Make the last left before the freeway.
If you miss it, turn around and try again.
But don’t get on the freeway.
Go to the iron fence. Jump out (or have someone young and nimble in your car for this purpose).
It only looks locked. It isn’t.
The Sandhill Cranes are here.
Feasting on fields of corn seeds.
Take care on the dirt road.
If you drive too fast, or the roads are too wet, you will get stuck.
Drive on the grass if you think you’ll need to.
The grass is forgiving.
The road winds through the prairie.
You might begin to wonder if you’re in the right place.
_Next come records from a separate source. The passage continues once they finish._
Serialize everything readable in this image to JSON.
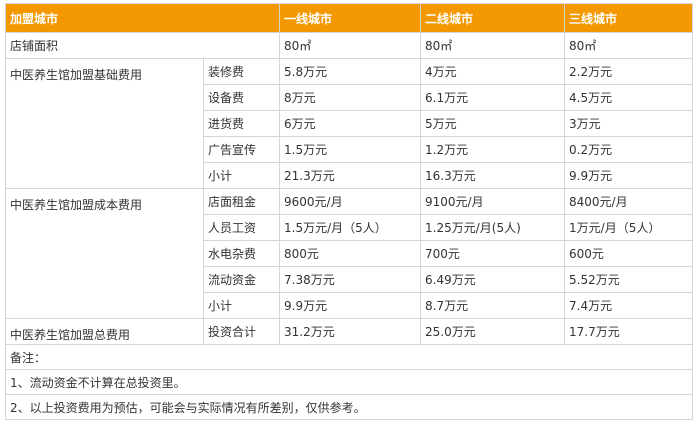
{
  "header": {
    "col_0": "加盟城市",
    "col_1": "一线城市",
    "col_2": "二线城市",
    "col_3": "三线城市"
  },
  "store_area": {
    "label": "店铺面积",
    "values": [
      "80㎡",
      "80㎡",
      "80㎡"
    ]
  },
  "groups": [
    {
      "label": "中医养生馆加盟基础费用",
      "rows": [
        {
          "item": "装修费",
          "values": [
            "5.8万元",
            "4万元",
            "2.2万元"
          ]
        },
        {
          "item": "设备费",
          "values": [
            "8万元",
            "6.1万元",
            "4.5万元"
          ]
        },
        {
          "item": "进货费",
          "values": [
            "6万元",
            "5万元",
            "3万元"
          ]
        },
        {
          "item": "广告宣传",
          "values": [
            "1.5万元",
            "1.2万元",
            "0.2万元"
          ]
        },
        {
          "item": "小计",
          "values": [
            "21.3万元",
            "16.3万元",
            "9.9万元"
          ]
        }
      ]
    },
    {
      "label": "中医养生馆加盟成本费用",
      "rows": [
        {
          "item": "店面租金",
          "values": [
            "9600元/月",
            "9100元/月",
            "8400元/月"
          ]
        },
        {
          "item": "人员工资",
          "values": [
            "1.5万元/月（5人）",
            "1.25万元/月(5人)",
            "1万元/月（5人）"
          ]
        },
        {
          "item": "水电杂费",
          "values": [
            "800元",
            "700元",
            "600元"
          ]
        },
        {
          "item": "流动资金",
          "values": [
            "7.38万元",
            "6.49万元",
            "5.52万元"
          ]
        },
        {
          "item": "小计",
          "values": [
            "9.9万元",
            "8.7万元",
            "7.4万元"
          ]
        }
      ]
    },
    {
      "label": "中医养生馆加盟总费用",
      "rows": [
        {
          "item": "投资合计",
          "values": [
            "31.2万元",
            "25.0万元",
            "17.7万元"
          ]
        }
      ]
    }
  ],
  "notes": {
    "title": "备注：",
    "line_1": "1、流动资金不计算在总投资里。",
    "line_2": "2、以上投资费用为预估，可能会与实际情况有所差别，仅供参考。"
  },
  "colors": {
    "header_bg": "#f39800",
    "header_text": "#ffffff",
    "border": "#d6d6d6",
    "text": "#333333"
  }
}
But just when you start second guessing your directions (was that really the last left before the freeway?), the cabin will come into view.
And if you come at the right time of the year,
(if you can hear the cranes)
you’ll see a fair number of us about.
There’s a few of us on the porch at all times, nestled under blankets or animal skins.
Grandma’s not here anymore,
(her body gave out in her 90th year)
but I swear, you can still hear her laugh.
It’s beautiful out here.
The cabin is always warm, and there’s more than enough food and drink to go around.
Want to take a ride in a 4×4?
Get in line, and hold on tight.
Make sure you get down to the river before it gets too dark.
That’s when the cranes come home.
You’ll see them by the thousands.
You’ll hear their ancient sound.
It gets cold on the prairie when the sun goes down, but stay, just a little longer, and watch them.
Then come inside and sit by the wood-burning stove.
Talk, laugh, and discuss what’s on your mind.
Don’t have much to say?
Come sit by me.